What you are asked to do - The answer must be every line below that holds the word "JSON".
○ ○ ○
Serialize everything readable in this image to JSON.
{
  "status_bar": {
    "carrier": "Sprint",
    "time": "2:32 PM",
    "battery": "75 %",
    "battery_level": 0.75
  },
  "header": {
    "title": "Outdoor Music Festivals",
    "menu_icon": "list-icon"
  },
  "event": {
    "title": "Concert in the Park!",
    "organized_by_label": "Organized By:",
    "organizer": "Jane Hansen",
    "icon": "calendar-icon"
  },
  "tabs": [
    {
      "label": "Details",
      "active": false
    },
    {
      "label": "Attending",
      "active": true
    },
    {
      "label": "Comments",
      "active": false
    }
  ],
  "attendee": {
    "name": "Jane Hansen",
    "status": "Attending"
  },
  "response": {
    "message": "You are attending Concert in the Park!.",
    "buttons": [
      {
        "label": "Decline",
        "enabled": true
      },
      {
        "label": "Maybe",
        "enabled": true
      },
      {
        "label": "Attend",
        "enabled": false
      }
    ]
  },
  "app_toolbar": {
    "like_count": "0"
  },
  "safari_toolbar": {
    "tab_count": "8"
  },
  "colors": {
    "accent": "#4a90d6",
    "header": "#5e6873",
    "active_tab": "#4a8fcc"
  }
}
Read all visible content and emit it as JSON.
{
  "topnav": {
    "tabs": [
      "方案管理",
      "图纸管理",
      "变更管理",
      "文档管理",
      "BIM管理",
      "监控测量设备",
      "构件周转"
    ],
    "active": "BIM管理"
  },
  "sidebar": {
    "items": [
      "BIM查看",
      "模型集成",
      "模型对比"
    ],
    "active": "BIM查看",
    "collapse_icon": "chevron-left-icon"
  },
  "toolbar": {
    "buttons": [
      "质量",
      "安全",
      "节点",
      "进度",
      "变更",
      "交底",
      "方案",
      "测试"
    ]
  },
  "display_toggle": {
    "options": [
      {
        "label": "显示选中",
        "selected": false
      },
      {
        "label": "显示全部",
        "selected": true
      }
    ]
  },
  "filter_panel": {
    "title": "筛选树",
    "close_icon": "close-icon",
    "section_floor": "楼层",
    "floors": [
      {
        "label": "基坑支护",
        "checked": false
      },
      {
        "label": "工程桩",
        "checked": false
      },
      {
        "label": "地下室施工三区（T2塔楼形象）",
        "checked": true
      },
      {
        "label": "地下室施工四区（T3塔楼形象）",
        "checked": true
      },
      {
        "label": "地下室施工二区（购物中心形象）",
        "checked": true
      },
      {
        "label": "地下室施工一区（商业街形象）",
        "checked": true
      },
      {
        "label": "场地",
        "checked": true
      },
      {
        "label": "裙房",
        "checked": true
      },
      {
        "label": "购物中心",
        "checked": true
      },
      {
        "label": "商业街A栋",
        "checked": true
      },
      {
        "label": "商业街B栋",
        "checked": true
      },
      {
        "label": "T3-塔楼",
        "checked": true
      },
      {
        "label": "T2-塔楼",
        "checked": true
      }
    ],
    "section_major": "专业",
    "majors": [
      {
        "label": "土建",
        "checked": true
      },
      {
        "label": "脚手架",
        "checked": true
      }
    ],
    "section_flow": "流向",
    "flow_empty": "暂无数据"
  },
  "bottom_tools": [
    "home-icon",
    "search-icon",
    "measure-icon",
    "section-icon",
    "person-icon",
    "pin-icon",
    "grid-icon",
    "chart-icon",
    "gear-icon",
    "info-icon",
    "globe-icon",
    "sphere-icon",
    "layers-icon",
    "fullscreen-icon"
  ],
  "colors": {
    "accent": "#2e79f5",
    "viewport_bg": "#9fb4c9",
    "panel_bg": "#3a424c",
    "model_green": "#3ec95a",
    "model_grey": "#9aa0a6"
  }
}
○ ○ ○
Response -
Serialize everything readable in this image to JSON.
Read all visible content and emit it as JSON.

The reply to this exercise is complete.